At the pump nationwide, a gallon of regular gasoline shed on average another penny overnight to $3.787, according to auto club AAA, the Oil Price Information Service and Wright Express. That’s nearly 8 percent lower than record prices above $4 a gallon reached last month, but still 37 percent higher than a year ago; retail gasoline prices tend to lag behind crude oil’s moves by several weeks.

In its weekly inventory report, the Energy Department’s Energy Information Administration (EIA) said gasoline supplies fell by 6.4 million barrels to 202.8 million barrels for the week ended Aug. 8, nearly three times more than the 2.2 million barrel drop analysts surveyed by energy research firm Platts had expected.

The big drop in gasoline stocks prompted traders to buy oil and gasoline contracts on signs of supply tightness. However, analysts said the surprisingly large drawdown suggests that U.S. refineries are scaling back on production in response to falling demand — not that Americans are suddenly driving more because of easing pump prices.

“There’s no doubt that refiners are making less gasoline,” said Phil Flynn, analyst at Alaron Trading in Chicago. “The demand is bad so why store a product that you’re going to have trouble selling?”

Gasoline futures also jumped, with the September contract adding 8.91 cents to settle at $2.9323 a gallon on the Nymex.

Despite the rebound, analysts doubted crude would regain the upward momentum seen last month, noting that traders have been quick to cash in on oil rallies in recent weeks and send prices lower.

“We’ve got a good-sized rally … but it still doesn’t feel like it’s sustainable. We’re not seeing the frenzy of buying that we would have seen a couple months ago,” said Jim Ritterbusch, president of energy consultancy Ritterbusch and Associates in Galena, Ill.

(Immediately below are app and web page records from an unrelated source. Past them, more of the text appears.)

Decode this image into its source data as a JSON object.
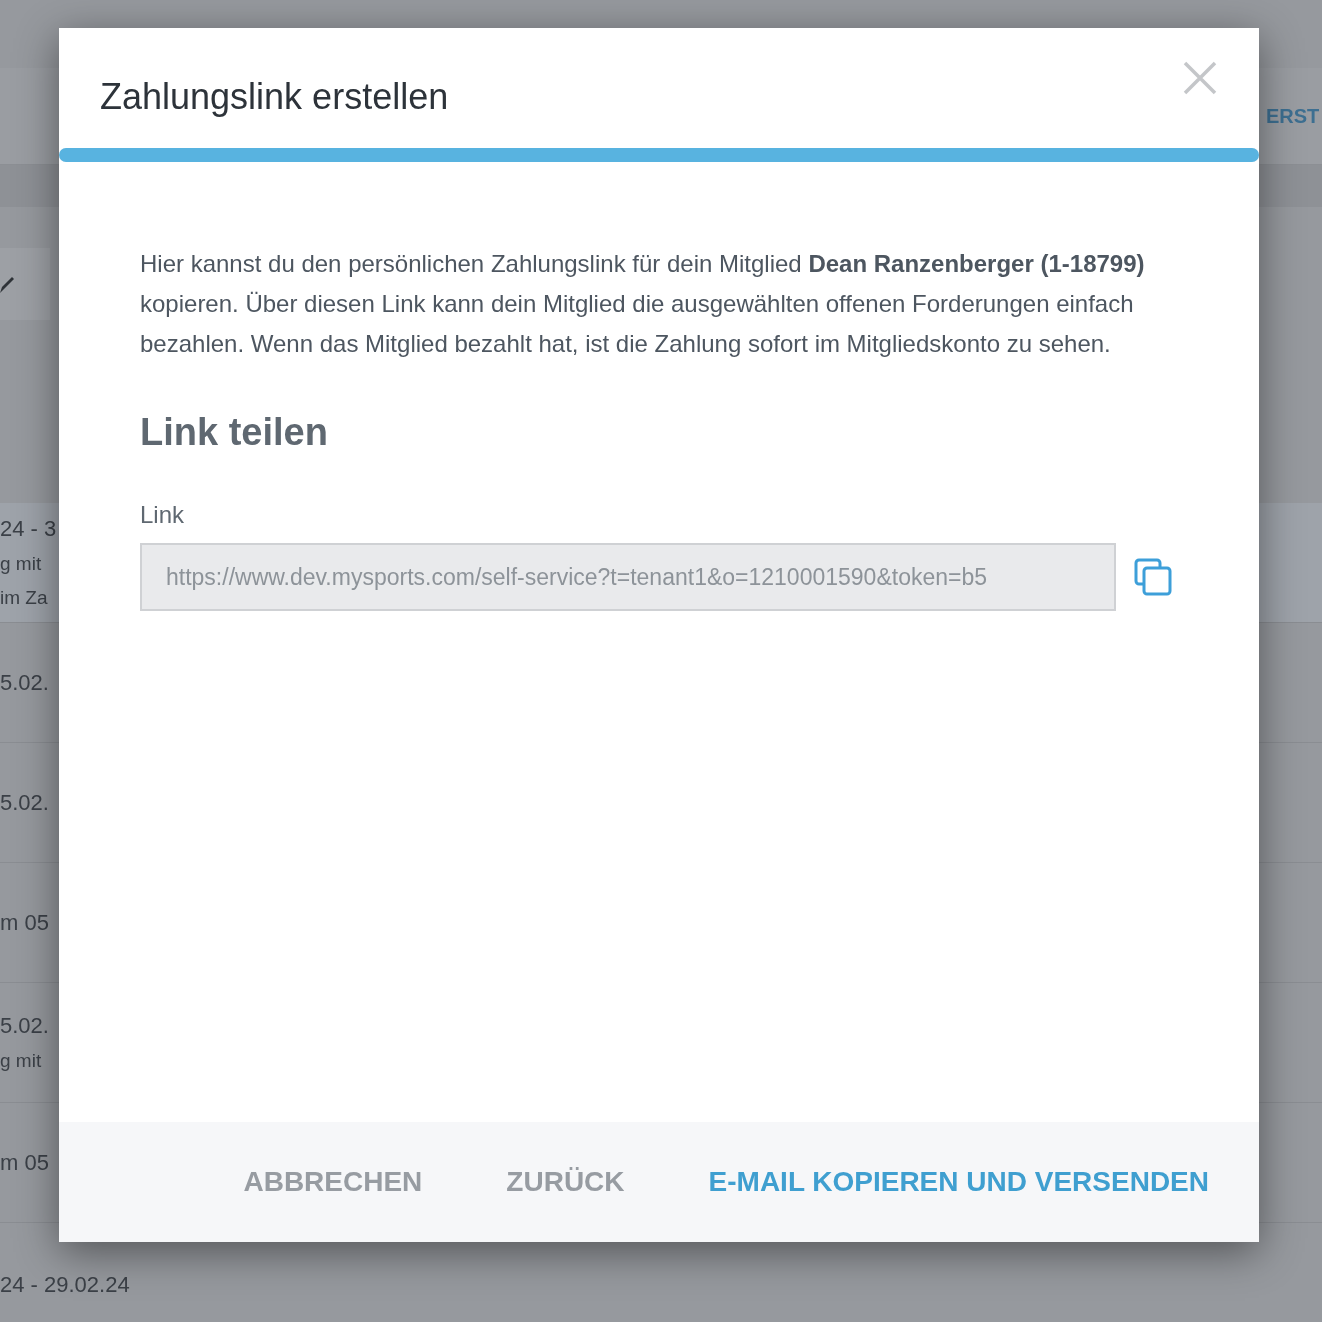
{
  "background": {
    "header_action": "ERST",
    "rows": [
      {
        "lines": [
          "24 - 3",
          "g mit",
          "im Za"
        ],
        "selected": true
      },
      {
        "lines": [
          "5.02."
        ],
        "selected": false
      },
      {
        "lines": [
          "5.02."
        ],
        "selected": false
      },
      {
        "lines": [
          "m 05"
        ],
        "selected": false
      },
      {
        "lines": [
          "5.02.",
          "g mit"
        ],
        "selected": false
      },
      {
        "lines": [
          "m 05"
        ],
        "selected": false
      },
      {
        "lines": [
          "24 - 29.02.24"
        ],
        "selected": false
      }
    ]
  },
  "dialog": {
    "title": "Zahlungslink erstellen",
    "text": "Hier kannst du den persönlichen Zahlungslink für dein Mitglied **Dean Ranzenberger (1-18799)** kopieren. Über diesen Link kann dein Mitglied die ausgewählten offenen Forderungen einfach bezahlen. Wenn das Mitglied bezahlt hat, ist die Zahlung sofort im Mitgliedskonto zu sehen.",
    "progress": {
      "level": 1
    },
    "section_title": "Link teilen",
    "field": {
      "label": "Link",
      "value": "https://www.dev.mysports.com/self-service?t=tenant1&o=1210001590&token=b5",
      "disabled": true
    },
    "buttons": [
      {
        "label": "ABBRECHEN",
        "kind": "secondary"
      },
      {
        "label": "ZURÜCK",
        "kind": "secondary"
      },
      {
        "label": "E-MAIL KOPIEREN UND VERSENDEN",
        "kind": "primary"
      }
    ]
  }
}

“I think the true underlying demand weakness is still out there,” he added, saying he believed that Americans were not yet reacting to easing pump prices by driving more. “I don’t think people are going to change their commuting habits that fast.”

The EIA said demand for gasoline over the four weeks ended Aug. 8 was almost 2 percent lower than a year earlier, averaging 9.4 million barrels a day.